Electronics Recycling News Roundup

Commission for Environmental Cooperation conducting assessment

The Commission for Environmental Cooperation (CEC) is conducting a training needs assessment for small and medium size electronics recycling and refurbishers. They are seeking to have this needs assessment filled out by the broadest number of electronics recyclers and refurbishers as possible. If they find that there is a great need for training in sound management for electronics management, they intend to develop the appropriate training.

Companies can view the introductory letter Cover_letter US and visit http://fs11.formsite.com/cecweb/form110/index.html

The survey takes about 15 minutes to complete. For more information, contact Karen K. Pollard, pollard.karen@epa.gov Electronics, Office of Resource Conservation and Recovery, Office of Solid Waste and Emergency Response


Domestic electronic scrap in Africa growing, Basel Convention reports

Source: Basel Convention  and AFP

International experts are warning countries in Africa to ancticipate managing a growing volume of domestically generated electronic scrap in the coming years.

“One study suggests Africa will generate more e-waste than Europe by 2017,” Katharina Kummer Peiry, Executive Secretary of the Basel Convention on hazardous waste, told reporters for AFP March 15.

This increase in volume is being driven by several factors, the Basel Convention reports http://www.basel.int/Implementation/TechnicalAssistance/EWaste/EwasteAfricaProject/Publications/tabid/2553/Default.aspx, including increased availability of computers and greater demand for mobile phones.

“The use of EEE is still low in Africa compared to other countries in the world, but it is growing at a staggering pace. In the last decade for instance, the penetration rate of personal computers has increased by a factor of 10, while the number of mobile phone subscribers has increased by a factor of 100. The penetration rate2 signifies that due to the intense trade of used EEE, people have better access to lower priced EEE. From this perspective, the import and trade of used EEE is in support of the UN Millennium Development Goals as a means to foster the use of ICT for sustainable development,” according to the Basel Convention’s report, “Where are WEEE in Africa?

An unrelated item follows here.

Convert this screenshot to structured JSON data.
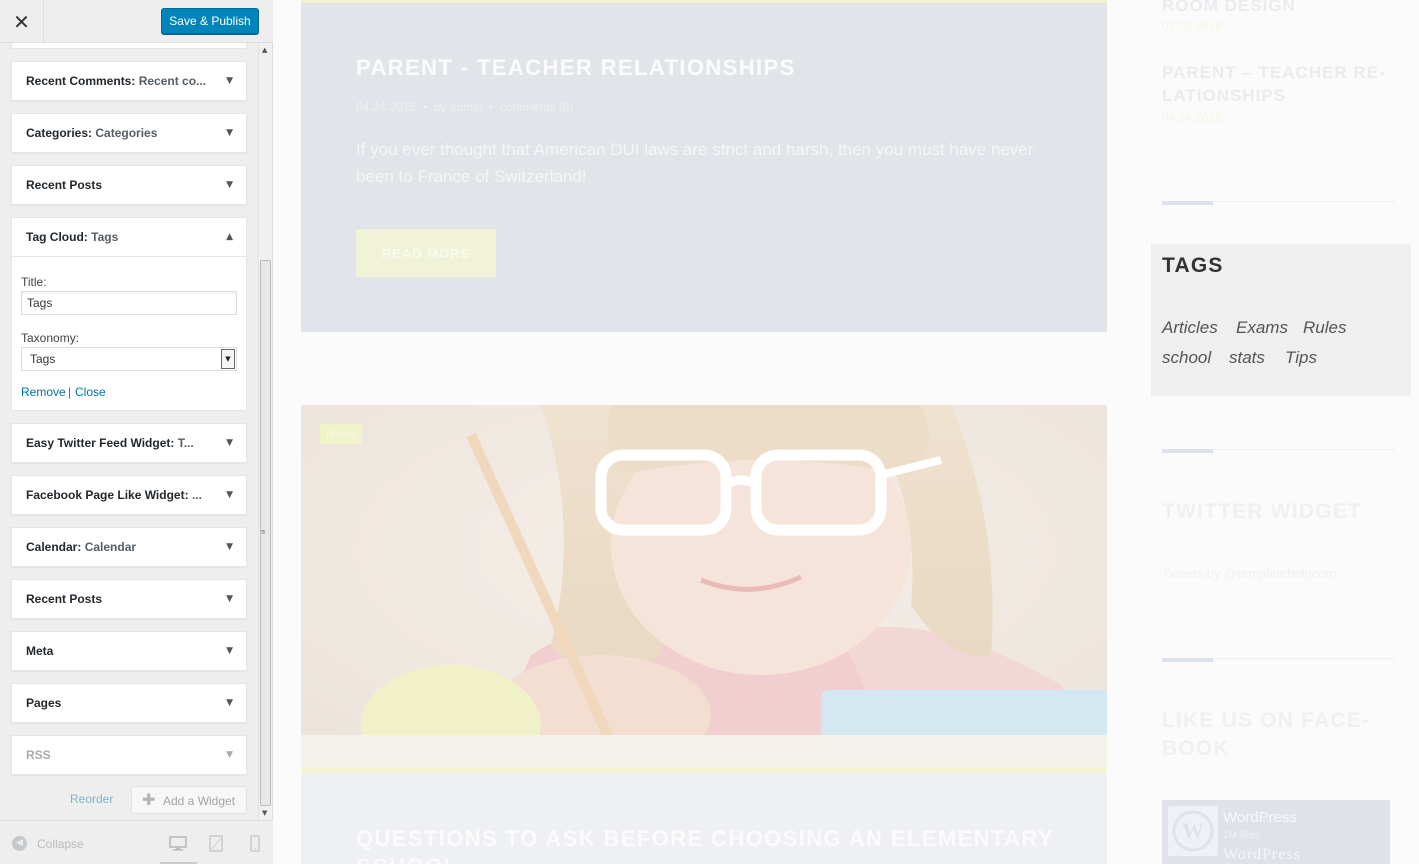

Findings from the Basel Convention E-waste Africa Programme.”

Priority actions for reducing the environmental and health impacts of growing levels of electrical and electronic waste (e-waste), alongside promoting the sector’s potential for green jobs and economic development, were today agreed by representatives from 18 African states, the United Nations, non-governmental organizations, the private sector and academia.

The actions were agreed to at the Pan-African Forum on E-Waste, held last week at the Nairobi headquarters of the United Nations Environment Programme.

New Zealand project uses recycled robot to promote electronics recycling

Source: http://www.e-cycle.co.nz/community/competition/

New Zealand’s RCN e-Cycle project has created a six-foot tall robot from recycled electronics to promote electronics recycling in the island nation.

“The robot is a practical demonstration of electronics recycling,” said RCN e-Cycle spokesperson Tania Pilkinton.   “Made entirely from e-Waste, we have turned outdated, obsolete and potentially toxic electronics into something unique and new. The robot represents what recycling electronics is really all about.”

The RCN e-Cycle project  is funded in part by New Zealand’s Ministry for the Environment, with a large portion of the $1.1 million budget allocated to building awareness and a call to action nationwide.

The robot is part of a national campaign to raise awareness. It was built by Gwilym Griffith Jones of Staple Design in conjunction with May E Machine, in Wanaka.

“We wanted something that children could connect with and that would inspire them to think about responsible electronics recycling. After all, the children are our future,” said Pilkinton.

Children can enter competition to name the robot.

RCN e-Cycle has a network of 27 sites around New Zealand. Private computer recycling company RCN has partnered with the Community Recycling Network to handle the electronic scrap collected.